▶ _Task to complete_
Print out each entry below exactly; do not carry over any image.

*** Information given ***

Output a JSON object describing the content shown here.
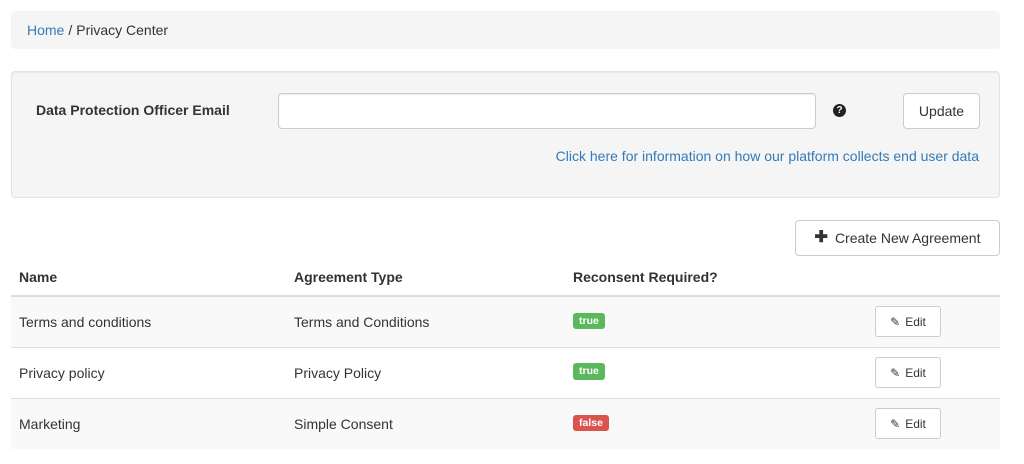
{
  "breadcrumb": {
    "home": "Home",
    "separator": "/",
    "current": "Privacy Center"
  },
  "settings": {
    "dpo_label": "Data Protection Officer Email",
    "dpo_value": "",
    "help_icon": "question-circle-icon",
    "update_label": "Update",
    "info_link": "Click here for information on how our platform collects end user data"
  },
  "create_button": {
    "icon": "plus-icon",
    "label": "Create New Agreement"
  },
  "table": {
    "headers": {
      "name": "Name",
      "type": "Agreement Type",
      "reconsent": "Reconsent Required?"
    },
    "rows": [
      {
        "name": "Terms and conditions",
        "type": "Terms and Conditions",
        "reconsent": "true",
        "edit": "Edit"
      },
      {
        "name": "Privacy policy",
        "type": "Privacy Policy",
        "reconsent": "true",
        "edit": "Edit"
      },
      {
        "name": "Marketing",
        "type": "Simple Consent",
        "reconsent": "false",
        "edit": "Edit"
      }
    ]
  },
  "colors": {
    "link": "#337ab7",
    "badge_true": "#5cb85c",
    "badge_false": "#d9534f",
    "panel_bg": "#f5f5f5"
  }
}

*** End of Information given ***

▶ _Solution for this task_
Output a JSON object describing the content shown here.
{
  "breadcrumb": {
    "home": "Home",
    "separator": "/",
    "current": "Privacy Center"
  },
  "settings": {
    "dpo_label": "Data Protection Officer Email",
    "dpo_value": "",
    "help_icon": "question-circle-icon",
    "update_label": "Update",
    "info_link": "Click here for information on how our platform collects end user data"
  },
  "create_button": {
    "icon": "plus-icon",
    "label": "Create New Agreement"
  },
  "table": {
    "headers": {
      "name": "Name",
      "type": "Agreement Type",
      "reconsent": "Reconsent Required?"
    },
    "rows": [
      {
        "name": "Terms and conditions",
        "type": "Terms and Conditions",
        "reconsent": "true",
        "edit": "Edit"
      },
      {
        "name": "Privacy policy",
        "type": "Privacy Policy",
        "reconsent": "true",
        "edit": "Edit"
      },
      {
        "name": "Marketing",
        "type": "Simple Consent",
        "reconsent": "false",
        "edit": "Edit"
      }
    ]
  },
  "colors": {
    "link": "#337ab7",
    "badge_true": "#5cb85c",
    "badge_false": "#d9534f",
    "panel_bg": "#f5f5f5"
  }
}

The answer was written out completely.